At The Motley Fool, we poke plenty of fun at Wall Street analysts and their endless cycle of upgrades, downgrades, and "initiating coverage at neutral." So you might think we'd be the last people to give virtual ink to such "news." And we would be -- if that were all we were doing.
But in "This Just In," we don't simply tell you what the analysts said. We'll also show you whether they know what they're talking about. To help, we've enlisted Motley Fool CAPS, our tool for rating stocks and analysts alike. With CAPS, we'll be tracking the long-term performance of Wall Street's best and brightest -- and its worst and sorriest, too.
And speaking of the worst ...
"This is a trader's market."
"Trade within the range."
"Sell before earnings -- don't risk 'em disappointing."
I'm hearing a lot of such talk among investors lately. Or rather, "investors-turned-traders." And I certainly understand why fear is running rampant -- a 40% plunge in the Dow will do that. Investors' faith in buy-and-hold investing has been shaken, and some feel tempted to try exiting positions before bad news breaks, or entering just before good news arrives.
At times like these, it's worth remembering: Trying to time the market is still a sucker's bet. In illustration of which, allow me to introduce you to Birmingham-based banker Sterne Agee & Leach, proud contender for the title: "Worst market timer ever."
On Thursday, Sterne Agee closed out a half dozen of its formerly bullish bets in the oil patch, downgrading these guys to "neutral":
National Oilwell Varco
Now, none of the major news outlets tell us why the stocks got downgraded -- but I have my suspicions. Wednesday saw the first of these six oil (services) barons, Baker Hughes, "miss earnings." BJ Services didn't do much better last week. And while the news from Noble and Weatherford was relatively well-received, Sterne Agee was staring at the prospect of its last two petro picks -- Ensco and National Oilwell Varco, disappointing Thursday.

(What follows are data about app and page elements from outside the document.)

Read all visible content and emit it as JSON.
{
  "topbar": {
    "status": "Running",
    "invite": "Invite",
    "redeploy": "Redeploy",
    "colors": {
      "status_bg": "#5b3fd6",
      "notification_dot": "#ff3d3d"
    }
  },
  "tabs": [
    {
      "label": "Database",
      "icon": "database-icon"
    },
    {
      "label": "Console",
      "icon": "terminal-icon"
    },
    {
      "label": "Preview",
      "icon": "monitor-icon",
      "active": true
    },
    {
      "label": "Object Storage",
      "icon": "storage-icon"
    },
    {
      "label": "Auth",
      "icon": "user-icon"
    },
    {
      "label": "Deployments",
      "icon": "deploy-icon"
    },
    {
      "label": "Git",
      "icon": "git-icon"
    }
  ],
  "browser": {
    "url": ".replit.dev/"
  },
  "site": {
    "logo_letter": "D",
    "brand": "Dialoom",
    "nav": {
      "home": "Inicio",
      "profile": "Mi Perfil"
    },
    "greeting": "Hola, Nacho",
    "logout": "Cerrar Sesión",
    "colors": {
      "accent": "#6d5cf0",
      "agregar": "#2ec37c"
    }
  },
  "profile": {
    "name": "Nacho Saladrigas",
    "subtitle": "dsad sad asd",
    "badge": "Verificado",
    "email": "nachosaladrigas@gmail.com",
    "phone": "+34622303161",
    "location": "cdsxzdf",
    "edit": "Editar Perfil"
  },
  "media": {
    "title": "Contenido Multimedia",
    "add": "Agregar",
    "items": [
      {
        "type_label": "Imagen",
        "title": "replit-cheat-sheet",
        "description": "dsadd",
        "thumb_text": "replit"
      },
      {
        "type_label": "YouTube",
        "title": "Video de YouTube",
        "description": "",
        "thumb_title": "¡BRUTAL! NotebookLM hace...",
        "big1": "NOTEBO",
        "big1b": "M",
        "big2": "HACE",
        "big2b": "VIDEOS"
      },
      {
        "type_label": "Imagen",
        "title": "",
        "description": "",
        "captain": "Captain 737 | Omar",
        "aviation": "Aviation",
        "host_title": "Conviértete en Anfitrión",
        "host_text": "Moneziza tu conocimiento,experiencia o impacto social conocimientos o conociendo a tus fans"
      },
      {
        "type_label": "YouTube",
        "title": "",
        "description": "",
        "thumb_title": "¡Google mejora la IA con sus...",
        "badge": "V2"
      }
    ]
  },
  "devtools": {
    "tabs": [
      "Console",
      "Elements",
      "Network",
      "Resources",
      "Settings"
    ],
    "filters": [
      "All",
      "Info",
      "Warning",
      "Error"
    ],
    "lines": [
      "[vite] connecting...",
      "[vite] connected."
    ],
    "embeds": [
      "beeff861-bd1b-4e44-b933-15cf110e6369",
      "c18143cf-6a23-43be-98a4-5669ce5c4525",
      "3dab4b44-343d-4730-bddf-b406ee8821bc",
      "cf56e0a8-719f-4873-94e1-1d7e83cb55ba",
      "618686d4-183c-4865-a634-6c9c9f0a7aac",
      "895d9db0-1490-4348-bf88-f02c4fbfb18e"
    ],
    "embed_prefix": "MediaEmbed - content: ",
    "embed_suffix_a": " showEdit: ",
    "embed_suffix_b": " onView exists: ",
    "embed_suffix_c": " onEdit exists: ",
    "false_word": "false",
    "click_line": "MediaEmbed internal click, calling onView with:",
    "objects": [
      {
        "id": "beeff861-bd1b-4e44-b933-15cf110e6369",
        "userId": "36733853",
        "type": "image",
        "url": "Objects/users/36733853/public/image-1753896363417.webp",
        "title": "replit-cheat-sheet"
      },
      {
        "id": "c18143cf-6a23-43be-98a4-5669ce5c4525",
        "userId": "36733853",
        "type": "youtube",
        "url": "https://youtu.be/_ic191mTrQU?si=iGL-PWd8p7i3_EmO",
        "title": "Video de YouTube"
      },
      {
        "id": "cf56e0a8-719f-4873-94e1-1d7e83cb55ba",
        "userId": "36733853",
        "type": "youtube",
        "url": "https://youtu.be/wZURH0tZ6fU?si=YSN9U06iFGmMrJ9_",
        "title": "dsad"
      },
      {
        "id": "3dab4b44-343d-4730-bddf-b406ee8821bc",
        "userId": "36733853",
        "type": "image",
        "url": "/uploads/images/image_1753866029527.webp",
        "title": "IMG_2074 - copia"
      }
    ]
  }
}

Apparently, the stress was too much. In the wee, dark hours around midnight Thursday, Sterne Agee elected not to call Mr. Market's bluff. Instead, Sterne Agee folded.
Right before Ensco beat estimates by a nickel, and NOV by $0.14, sending the shares rocketing 8% and 9%, respectively. Note that these beats exclude the impact of Hurricane Ike and other one-time items.
Now, at this point, I should clarify that Sterne Agee isn't always wrong on its bets. For example, it picked Activision Blizzard
How to lose in the market without really trying
That's amazing when you think about it. When Sterne Agee could literally improve its performance by flipping a coin to pick its stocks, who needs the plethora of analysts?
Still, seeing as the country's in crisis, and the economy appears to be collapsing, I don't want to be responsible for making our unemployment figures any worse. So let me make a less drastic suggestion: Make more obvious bets. Specifically, buy cheap stocks, and don't get discouraged if they get cheaper (instead, buy more).
For example, even after yesterday's buying frenzy, Noble still sells for a mere 5 times earnings, and NOV for just 6 times. This, despite the fact that analysts expect both companies to keep on growing their earnings at better than 20% per year over the next half decade.
Valuation-wise, there's simply little reason not to own these companies -- and no reason to follow Sterne Agee's advice today.
Fool contributor Rich Smith does not own shares of any companies named above. You can find him on CAPS, publicly pontificating under the handle TMFDitty, where he's currently ranked No. 577 out of more than 120,000 members.